|Chase, Christopher C.|
Submitted to: Journal of Wildlife Diseases
Publication Type: Peer Reviewed Journal
Publication Acceptance Date: 1/14/2008
Publication Date: 7/1/2008
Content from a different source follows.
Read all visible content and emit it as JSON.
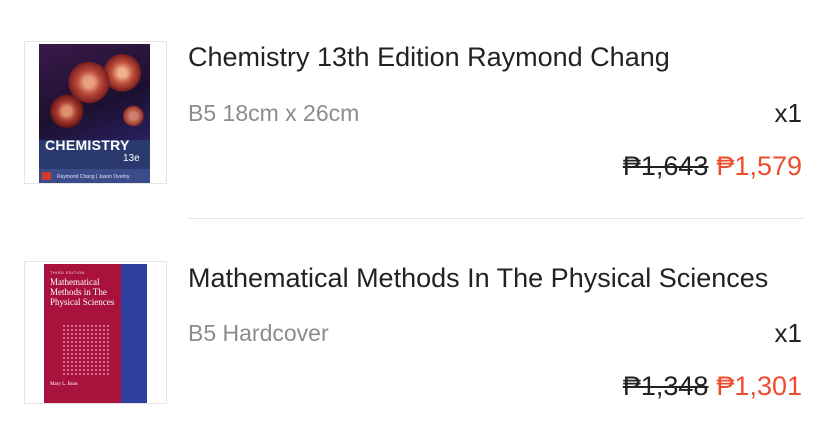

Citation: Chase, C.C., Braun, L.J., Leslie-Steen, P., Graham, T., Miskimins, D., Ridpath, J.F. 2008. Bovine Viral Diarrhea Virus Multiorgan Infection in Two White-Tailed Deer in Southeastern South Dakota. Journal of Wildlife Diseases. 44(3):753-759. Interpretive Summary: Recent estimates put the white-tailed deer population in the United States at around 30 million with deer densities in some rural areas running between 20 and 30 per square mile. The high density of white-tailed deer results in increased contact between this wild species and domestic cattle. This report describes apparent persistent bovine viral diarrhea virus (BVDV) infections in two white-tailed deer captured from the wild. BVDV is an important pathogen of cattle. Cattle persistently infected (PI) with BVDV very efficiently spread BVDV to any cattle with which they come into contact. The reduction of BVDV infections in the U.S. is dependent on the detection and removal of PI cattle. The capture of apparently PI white-tailed deer suggests that it may also be necessary to test and remove PI deer from wild deer populations.
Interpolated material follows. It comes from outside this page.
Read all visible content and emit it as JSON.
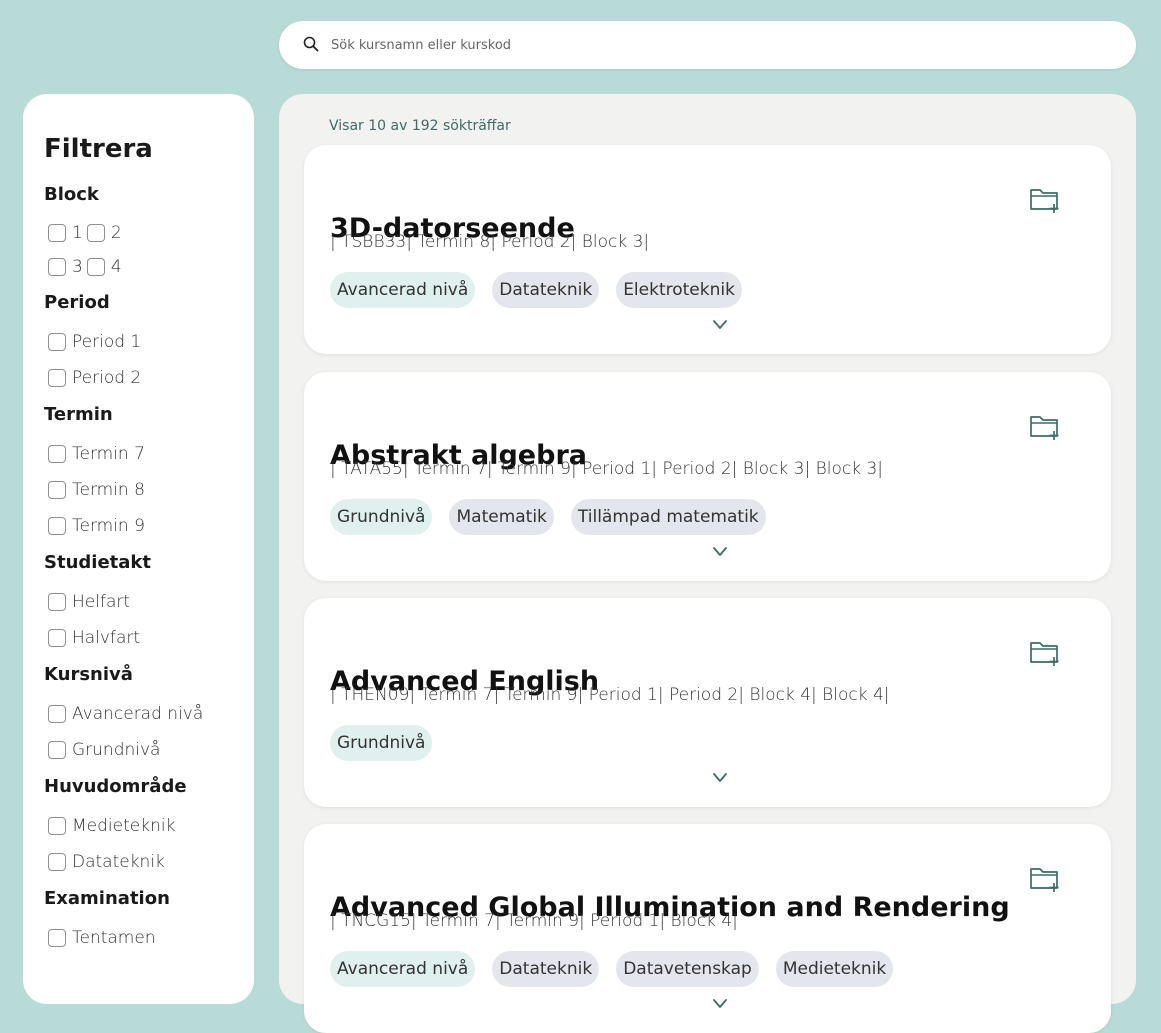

Technical Abstract: The role of wild ruminants especially cervids in the transmission of bovine viral diarrhea virus (BVDV) has remained an enigma. Two white-tailed deer (Odocoileus virginianus) were submitted to the Animal Disease Research and Diagnostic Laboratory (ADRDL) in the fall of 2003 by the South Dakota Game Fish and Parks for chronic wasting disease (CWD) testing. Both animals were CWD negative. The animals were necropsied and histopathology, viral antigen detection and virus isolation were performed. A noncytopathic (NCP) BVDV was isolated from the lungs and several other tissues of both animals. Formalin-fixed ear notches from both animals were immunohistochemistry positive for BVDV antigen. The BVDV isolates were typed using polymerase chain reaction in 5'UTR region and one isolate was typed a type 2a and the other a type 1b. This is the first report of possible persistent infection in white-tailed deer. Establishment of persistent infections in white-tailed deer populations would represent a serious problem for BVDV control. Recent estimates put the white-tailed deer population in the United States at around 30 million with deer densities in some rural areas running between 20 and 30 per square mile. The implications of these BVDV isolations on biosecurity and prevention programs are alarming as a BVDV reservoir in white-tailed deer represents a huge contact risk for domestic cattle herds.